**THE TASK:**
Output the whole listing with nothing altered.

**THE DATA:**
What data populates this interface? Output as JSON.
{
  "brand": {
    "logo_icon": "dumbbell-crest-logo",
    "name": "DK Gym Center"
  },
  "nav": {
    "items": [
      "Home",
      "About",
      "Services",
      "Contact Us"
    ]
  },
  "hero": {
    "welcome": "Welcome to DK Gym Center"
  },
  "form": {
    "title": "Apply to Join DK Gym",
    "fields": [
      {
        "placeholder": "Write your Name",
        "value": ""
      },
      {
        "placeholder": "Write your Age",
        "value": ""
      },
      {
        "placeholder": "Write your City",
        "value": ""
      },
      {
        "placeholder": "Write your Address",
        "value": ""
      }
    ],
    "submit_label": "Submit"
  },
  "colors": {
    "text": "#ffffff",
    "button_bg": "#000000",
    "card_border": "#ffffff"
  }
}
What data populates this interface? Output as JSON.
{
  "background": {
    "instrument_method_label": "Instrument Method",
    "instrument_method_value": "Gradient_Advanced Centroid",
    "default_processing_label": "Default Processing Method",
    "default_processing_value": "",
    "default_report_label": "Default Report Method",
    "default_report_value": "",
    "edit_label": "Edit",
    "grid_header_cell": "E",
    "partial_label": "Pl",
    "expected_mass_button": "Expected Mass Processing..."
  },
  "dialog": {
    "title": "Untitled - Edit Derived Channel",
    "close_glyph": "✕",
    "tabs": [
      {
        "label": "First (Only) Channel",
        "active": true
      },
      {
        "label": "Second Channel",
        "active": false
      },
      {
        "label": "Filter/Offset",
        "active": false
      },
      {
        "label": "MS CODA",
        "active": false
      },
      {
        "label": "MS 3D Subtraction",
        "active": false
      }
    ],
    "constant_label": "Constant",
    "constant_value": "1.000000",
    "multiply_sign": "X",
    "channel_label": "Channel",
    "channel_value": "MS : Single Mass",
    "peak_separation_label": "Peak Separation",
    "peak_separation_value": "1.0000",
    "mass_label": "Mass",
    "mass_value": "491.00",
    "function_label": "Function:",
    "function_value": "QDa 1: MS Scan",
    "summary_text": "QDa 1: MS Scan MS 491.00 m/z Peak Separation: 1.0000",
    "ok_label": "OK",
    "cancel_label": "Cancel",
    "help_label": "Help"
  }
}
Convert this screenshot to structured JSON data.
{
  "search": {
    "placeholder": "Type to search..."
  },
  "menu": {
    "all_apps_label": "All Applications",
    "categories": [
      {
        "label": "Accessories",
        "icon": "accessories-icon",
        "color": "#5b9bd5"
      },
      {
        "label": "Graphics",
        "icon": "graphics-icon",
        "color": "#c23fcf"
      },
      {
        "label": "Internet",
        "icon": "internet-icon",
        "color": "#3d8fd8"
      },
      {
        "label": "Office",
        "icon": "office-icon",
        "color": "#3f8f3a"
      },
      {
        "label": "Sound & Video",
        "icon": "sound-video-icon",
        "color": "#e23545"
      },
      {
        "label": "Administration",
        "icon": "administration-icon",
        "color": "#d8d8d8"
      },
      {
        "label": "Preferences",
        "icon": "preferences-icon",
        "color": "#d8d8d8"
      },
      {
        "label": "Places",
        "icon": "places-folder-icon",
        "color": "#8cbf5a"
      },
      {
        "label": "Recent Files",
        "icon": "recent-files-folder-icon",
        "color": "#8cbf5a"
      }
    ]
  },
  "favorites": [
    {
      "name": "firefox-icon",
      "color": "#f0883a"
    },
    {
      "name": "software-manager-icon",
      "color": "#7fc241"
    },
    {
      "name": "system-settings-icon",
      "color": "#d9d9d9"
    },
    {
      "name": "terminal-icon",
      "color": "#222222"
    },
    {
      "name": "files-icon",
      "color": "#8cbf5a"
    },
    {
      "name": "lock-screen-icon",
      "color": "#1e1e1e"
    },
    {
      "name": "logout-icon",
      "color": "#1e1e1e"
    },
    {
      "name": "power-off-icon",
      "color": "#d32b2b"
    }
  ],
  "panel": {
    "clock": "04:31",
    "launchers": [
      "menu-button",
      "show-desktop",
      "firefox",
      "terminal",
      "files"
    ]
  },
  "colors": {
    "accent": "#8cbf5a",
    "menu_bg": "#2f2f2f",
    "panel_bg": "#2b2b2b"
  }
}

**THE ANSWER:**
What data populates this interface? Output as JSON.
{
  "brand": {
    "logo_icon": "dumbbell-crest-logo",
    "name": "DK Gym Center"
  },
  "nav": {
    "items": [
      "Home",
      "About",
      "Services",
      "Contact Us"
    ]
  },
  "hero": {
    "welcome": "Welcome to DK Gym Center"
  },
  "form": {
    "title": "Apply to Join DK Gym",
    "fields": [
      {
        "placeholder": "Write your Name",
        "value": ""
      },
      {
        "placeholder": "Write your Age",
        "value": ""
      },
      {
        "placeholder": "Write your City",
        "value": ""
      },
      {
        "placeholder": "Write your Address",
        "value": ""
      }
    ],
    "submit_label": "Submit"
  },
  "colors": {
    "text": "#ffffff",
    "button_bg": "#000000",
    "card_border": "#ffffff"
  }
}
What data populates this interface? Output as JSON.
{
  "background": {
    "instrument_method_label": "Instrument Method",
    "instrument_method_value": "Gradient_Advanced Centroid",
    "default_processing_label": "Default Processing Method",
    "default_processing_value": "",
    "default_report_label": "Default Report Method",
    "default_report_value": "",
    "edit_label": "Edit",
    "grid_header_cell": "E",
    "partial_label": "Pl",
    "expected_mass_button": "Expected Mass Processing..."
  },
  "dialog": {
    "title": "Untitled - Edit Derived Channel",
    "close_glyph": "✕",
    "tabs": [
      {
        "label": "First (Only) Channel",
        "active": true
      },
      {
        "label": "Second Channel",
        "active": false
      },
      {
        "label": "Filter/Offset",
        "active": false
      },
      {
        "label": "MS CODA",
        "active": false
      },
      {
        "label": "MS 3D Subtraction",
        "active": false
      }
    ],
    "constant_label": "Constant",
    "constant_value": "1.000000",
    "multiply_sign": "X",
    "channel_label": "Channel",
    "channel_value": "MS : Single Mass",
    "peak_separation_label": "Peak Separation",
    "peak_separation_value": "1.0000",
    "mass_label": "Mass",
    "mass_value": "491.00",
    "function_label": "Function:",
    "function_value": "QDa 1: MS Scan",
    "summary_text": "QDa 1: MS Scan MS 491.00 m/z Peak Separation: 1.0000",
    "ok_label": "OK",
    "cancel_label": "Cancel",
    "help_label": "Help"
  }
}
Convert this screenshot to structured JSON data.
{
  "search": {
    "placeholder": "Type to search..."
  },
  "menu": {
    "all_apps_label": "All Applications",
    "categories": [
      {
        "label": "Accessories",
        "icon": "accessories-icon",
        "color": "#5b9bd5"
      },
      {
        "label": "Graphics",
        "icon": "graphics-icon",
        "color": "#c23fcf"
      },
      {
        "label": "Internet",
        "icon": "internet-icon",
        "color": "#3d8fd8"
      },
      {
        "label": "Office",
        "icon": "office-icon",
        "color": "#3f8f3a"
      },
      {
        "label": "Sound & Video",
        "icon": "sound-video-icon",
        "color": "#e23545"
      },
      {
        "label": "Administration",
        "icon": "administration-icon",
        "color": "#d8d8d8"
      },
      {
        "label": "Preferences",
        "icon": "preferences-icon",
        "color": "#d8d8d8"
      },
      {
        "label": "Places",
        "icon": "places-folder-icon",
        "color": "#8cbf5a"
      },
      {
        "label": "Recent Files",
        "icon": "recent-files-folder-icon",
        "color": "#8cbf5a"
      }
    ]
  },
  "favorites": [
    {
      "name": "firefox-icon",
      "color": "#f0883a"
    },
    {
      "name": "software-manager-icon",
      "color": "#7fc241"
    },
    {
      "name": "system-settings-icon",
      "color": "#d9d9d9"
    },
    {
      "name": "terminal-icon",
      "color": "#222222"
    },
    {
      "name": "files-icon",
      "color": "#8cbf5a"
    },
    {
      "name": "lock-screen-icon",
      "color": "#1e1e1e"
    },
    {
      "name": "logout-icon",
      "color": "#1e1e1e"
    },
    {
      "name": "power-off-icon",
      "color": "#d32b2b"
    }
  ],
  "panel": {
    "clock": "04:31",
    "launchers": [
      "menu-button",
      "show-desktop",
      "firefox",
      "terminal",
      "files"
    ]
  },
  "colors": {
    "accent": "#8cbf5a",
    "menu_bg": "#2f2f2f",
    "panel_bg": "#2b2b2b"
  }
}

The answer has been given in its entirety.